Poster (15W175)

Effect of direct acting antiviral therapy on AFP levels in patients treated for hepatitis C cirrhosis


Andrew Carroll, John O'Grady, Orla Crosbie


Cork University Hospital


Hepatitis C virus affects between 170- 185 million people worldwide, hepatocellular carcinoma (HCC) is a wellrecognised complication, particularly in the context of cirrhosis. Alpha fetoprotein (AFP) is an onco-foetal protein found in increased levels in HCC, liver metastasis and other benign liver conditions.

Newer direct acting antiviral (DAA) therapies are showing higher rates of sustained virologic response (SVR) than the more traditional interferon based regimes in Hepatitis C treatment. HCC risk is reduced with SVR in interferon based therapy, with absolute risk reduction of 4.6%. In advanced liver disease, 4.2% with SVR develop HCC compared to 17.8% of non responders. A higher reduction in AFP level was seen following triple therapy with Telepravir compared to interferon based therapy. We sought to investigate AFP level with DAA therapy in our centre.


All cirrhotic patients treated with DAAs for hepatitis C were analyzed. Exclusion criteria were those who discontinued treatment or who died prior to completion. 28 patients were suitable for inclusion, 9 of which are still undergoing treatment.


Of 28 patients, 16 were female and 12 male. Average age was 57 years (range 36- 73). All patients became virus negative on treatment, the earliest occurring at week two. 3 patients relapsed following treatment.

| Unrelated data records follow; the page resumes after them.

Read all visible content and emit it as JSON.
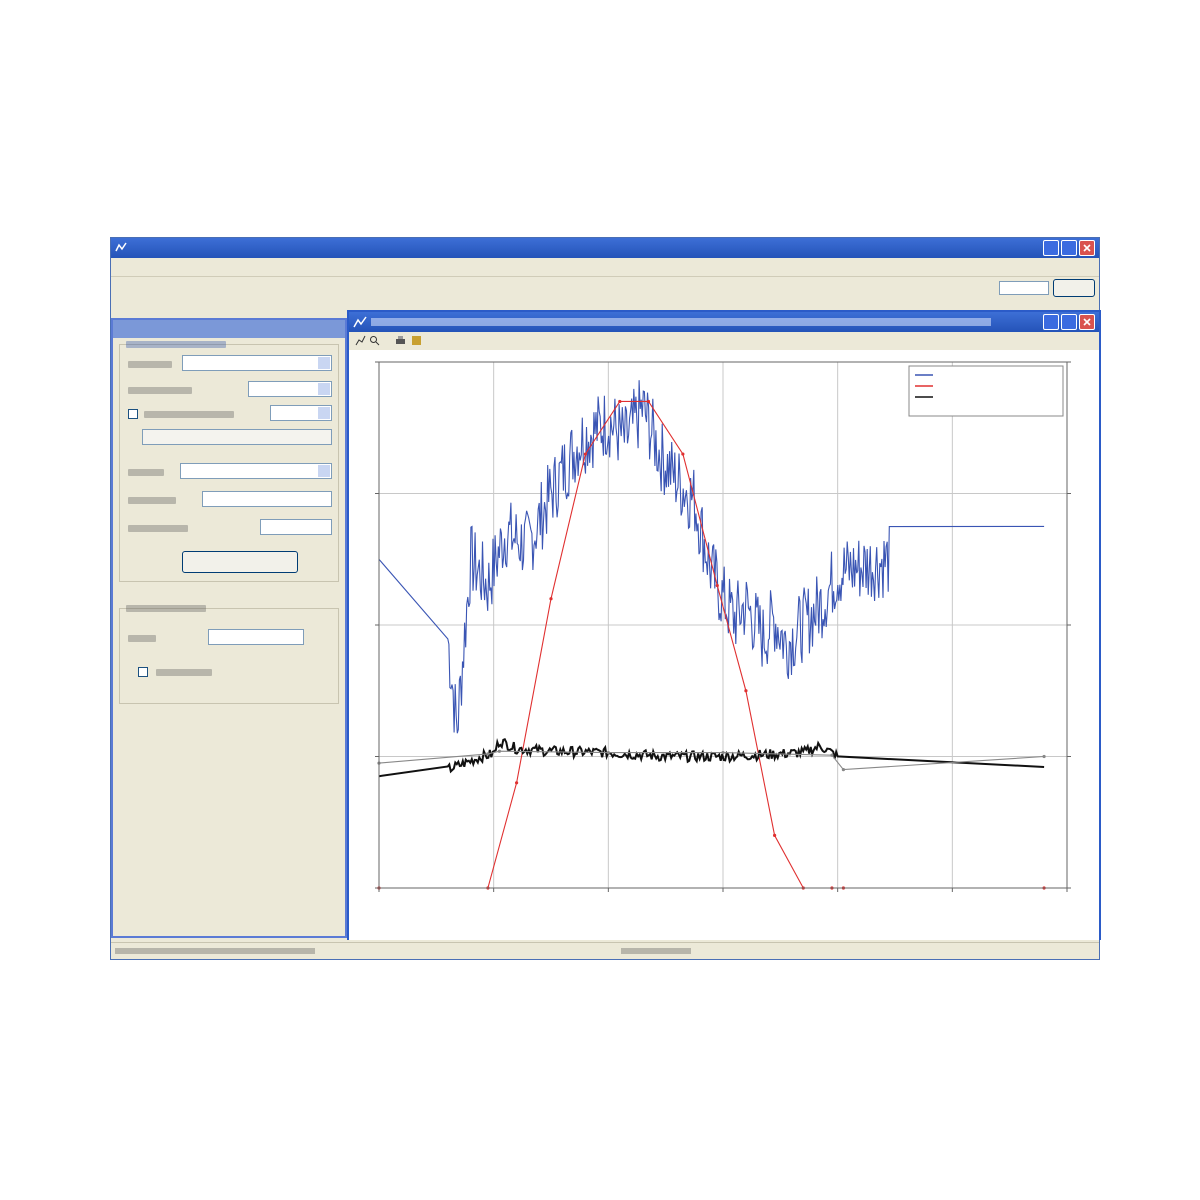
{
  "app": {
    "title": "",
    "menu": [
      "",
      "",
      "",
      "",
      ""
    ],
    "close_icon": "close-icon",
    "colors": {
      "titlebar": "#2453b8",
      "panel_title": "#7b98d8",
      "window_face": "#ece9d8"
    }
  },
  "chart_window": {
    "title": "",
    "icons": [
      "chart-icon",
      "zoom-icon",
      "print-icon",
      "export-icon"
    ]
  },
  "chart_data": {
    "type": "line",
    "title": "",
    "xlabel": "",
    "ylabel": "",
    "x_tick_count": 7,
    "ylim": [
      0,
      400
    ],
    "y2lim": [
      0,
      400
    ],
    "grid": true,
    "legend_position": "top-right",
    "series": [
      {
        "color": "#3a55b4",
        "axis": "left",
        "x": [
          0,
          0.6,
          0.68,
          0.8,
          0.95,
          1.1,
          1.3,
          1.5,
          1.75,
          2.0,
          2.15,
          2.3,
          2.45,
          2.6,
          2.75,
          2.9,
          3.0,
          3.1,
          3.2,
          3.35,
          3.45,
          3.55,
          3.7,
          3.85,
          4.0,
          5.8
        ],
        "y": [
          250,
          190,
          120,
          250,
          230,
          270,
          260,
          300,
          340,
          355,
          340,
          365,
          330,
          310,
          295,
          240,
          220,
          205,
          215,
          190,
          205,
          185,
          200,
          215,
          240,
          275
        ],
        "noisy_range": [
          0.6,
          4.45
        ]
      },
      {
        "color": "#e03030",
        "axis": "left",
        "x": [
          0,
          0.95,
          1.2,
          1.5,
          1.8,
          2.1,
          2.35,
          2.65,
          2.95,
          3.2,
          3.45,
          3.7,
          3.95,
          4.05,
          5.8
        ],
        "y": [
          0,
          0,
          80,
          220,
          330,
          370,
          370,
          330,
          230,
          150,
          40,
          0,
          0,
          0,
          0
        ]
      },
      {
        "color": "#111111",
        "axis": "left",
        "x": [
          0,
          0.6,
          0.9,
          1.0,
          1.05,
          1.2,
          1.5,
          2.0,
          2.5,
          3.0,
          3.5,
          3.7,
          3.85,
          4.0,
          4.05,
          5.8
        ],
        "y": [
          85,
          90,
          100,
          102,
          112,
          106,
          104,
          103,
          100,
          100,
          102,
          103,
          108,
          100,
          80,
          92
        ],
        "noisy_range": [
          0.6,
          4.0
        ]
      },
      {
        "color": "#888888",
        "axis": "left",
        "x": [
          0,
          0.95,
          1.05,
          2.0,
          3.0,
          3.95,
          4.05,
          5.8
        ],
        "y": [
          95,
          102,
          104,
          103,
          103,
          101,
          90,
          100
        ]
      }
    ]
  }
}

AFP levels decreased following treatment. Pre treatment levels averaged 46.6 ng/ml (1.4- 265) and post treatment 38.7 ng/ml (1- 93). AFP treatment levels are awaited on 5 patients. Individual case analysis revealed that all but one case showed a decrease following treatment.

Mean bilirubin levels pre and post treatment were similar at 19.1 mg/dl (5- 79) and 19.7 mg/dl (5- 100) respectively. However there was an overall trend for levels to rise transiently during the first month of treatment to an average level of 27.9 mg/dl (9- 54).

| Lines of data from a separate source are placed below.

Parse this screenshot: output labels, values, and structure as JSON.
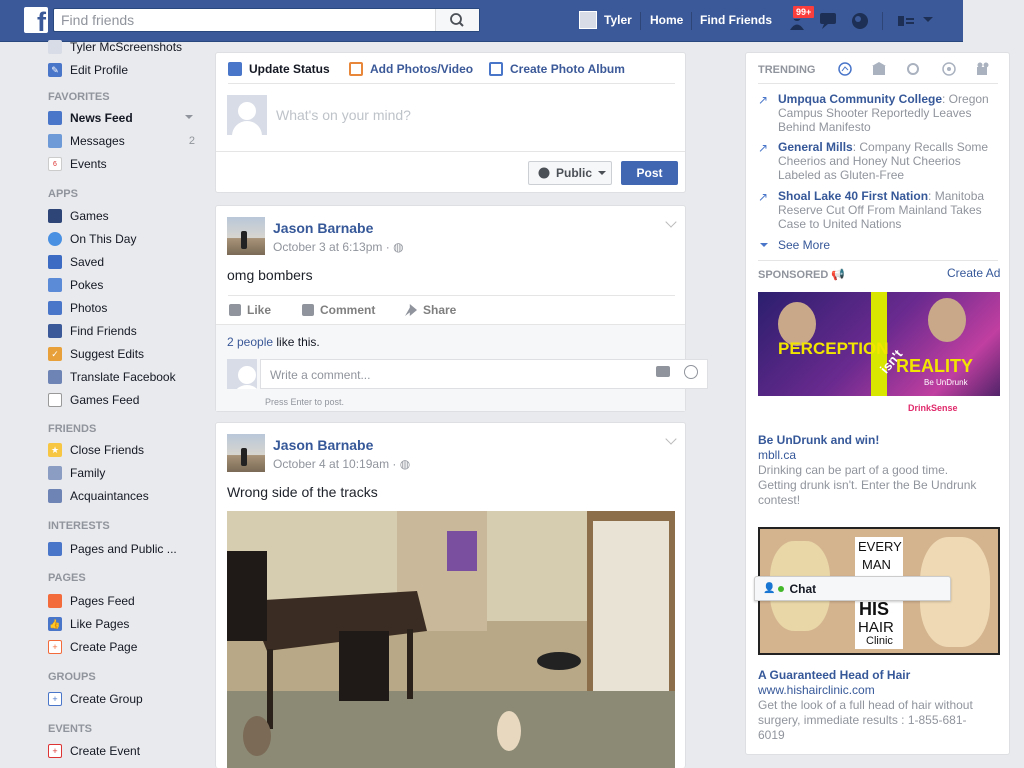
{
  "topbar": {
    "search_placeholder": "Find friends",
    "user_name": "Tyler",
    "home_label": "Home",
    "find_friends_label": "Find Friends",
    "notif_badge": "99+",
    "brand_color": "#3b5998"
  },
  "sidebar": {
    "profile_name": "Tyler McScreenshots",
    "edit_profile": "Edit Profile",
    "sections": {
      "favorites": "FAVORITES",
      "apps": "APPS",
      "friends": "FRIENDS",
      "interests": "INTERESTS",
      "pages": "PAGES",
      "groups": "GROUPS",
      "events": "EVENTS"
    },
    "favorites": [
      {
        "label": "News Feed",
        "icon": "news-feed-icon"
      },
      {
        "label": "Messages",
        "icon": "messages-icon",
        "count": "2"
      },
      {
        "label": "Events",
        "icon": "events-icon"
      }
    ],
    "apps": [
      {
        "label": "Games",
        "icon": "games-icon"
      },
      {
        "label": "On This Day",
        "icon": "on-this-day-icon"
      },
      {
        "label": "Saved",
        "icon": "saved-icon"
      },
      {
        "label": "Pokes",
        "icon": "pokes-icon"
      },
      {
        "label": "Photos",
        "icon": "photos-icon"
      },
      {
        "label": "Find Friends",
        "icon": "find-friends-icon"
      },
      {
        "label": "Suggest Edits",
        "icon": "suggest-edits-icon"
      },
      {
        "label": "Translate Facebook",
        "icon": "translate-icon"
      },
      {
        "label": "Games Feed",
        "icon": "games-feed-icon"
      }
    ],
    "friends": [
      {
        "label": "Close Friends",
        "icon": "star-icon"
      },
      {
        "label": "Family",
        "icon": "family-icon"
      },
      {
        "label": "Acquaintances",
        "icon": "acquaintances-icon"
      }
    ],
    "interests": [
      {
        "label": "Pages and Public ...",
        "icon": "pages-public-icon"
      }
    ],
    "pages": [
      {
        "label": "Pages Feed",
        "icon": "pages-feed-icon"
      },
      {
        "label": "Like Pages",
        "icon": "like-pages-icon"
      },
      {
        "label": "Create Page",
        "icon": "create-page-icon"
      }
    ],
    "groups": [
      {
        "label": "Create Group",
        "icon": "create-group-icon"
      }
    ],
    "events": [
      {
        "label": "Create Event",
        "icon": "create-event-icon"
      }
    ]
  },
  "composer": {
    "tabs": [
      "Update Status",
      "Add Photos/Video",
      "Create Photo Album"
    ],
    "placeholder": "What's on your mind?",
    "privacy": "Public",
    "post_label": "Post"
  },
  "posts": [
    {
      "author": "Jason Barnabe",
      "time": "October 3 at 6:13pm ·",
      "text": "omg bombers",
      "actions": [
        "Like",
        "Comment",
        "Share"
      ],
      "likes_link": "2 people",
      "likes_rest": "like this.",
      "comment_placeholder": "Write a comment...",
      "hint": "Press Enter to post."
    },
    {
      "author": "Jason Barnabe",
      "time": "October 4 at 10:19am ·",
      "text": "Wrong side of the tracks"
    }
  ],
  "right": {
    "trending_label": "TRENDING",
    "trends": [
      {
        "title": "Umpqua Community College",
        "desc": ": Oregon Campus Shooter Reportedly Leaves Behind Manifesto"
      },
      {
        "title": "General Mills",
        "desc": ": Company Recalls Some Cheerios and Honey Nut Cheerios Labeled as Gluten-Free"
      },
      {
        "title": "Shoal Lake 40 First Nation",
        "desc": ": Manitoba Reserve Cut Off From Mainland Takes Case to United Nations"
      }
    ],
    "see_more": "See More",
    "sponsored_label": "SPONSORED",
    "create_ad": "Create Ad",
    "ads": [
      {
        "banner_text_1": "PERCEPTION",
        "banner_text_2": "isn't",
        "banner_text_3": "REALITY",
        "banner_sub": "Be UnDrunk",
        "banner_brand": "DrinkSense",
        "title": "Be UnDrunk and win!",
        "url": "mbll.ca",
        "desc": "Drinking can be part of a good time. Getting drunk isn't. Enter the Be Undrunk contest!"
      },
      {
        "banner_text_1": "EVERY",
        "banner_text_2": "MAN",
        "banner_text_3": "HIS",
        "banner_text_4": "HAIR",
        "banner_text_5": "Clinic",
        "title": "A Guaranteed Head of Hair",
        "url": "www.hishairclinic.com",
        "desc": "Get the look of a full head of hair without surgery, immediate results : 1-855-681-6019"
      }
    ]
  },
  "chat": {
    "label": "Chat"
  }
}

ALT levels decreased following treatment from mean levels of 94.7 U/L (18- 260) to 30.25 U/L (10- 50).


Our sample suggests that notable decreases occur in AFP levels with DAAs, in keeping with recent studies. This may suggest a reduced risk of HCC with DAA therapy, given the known association between AFP level and HCC risk. Long term follow up is required to determine if there will be a similar HCC risk reduction associated w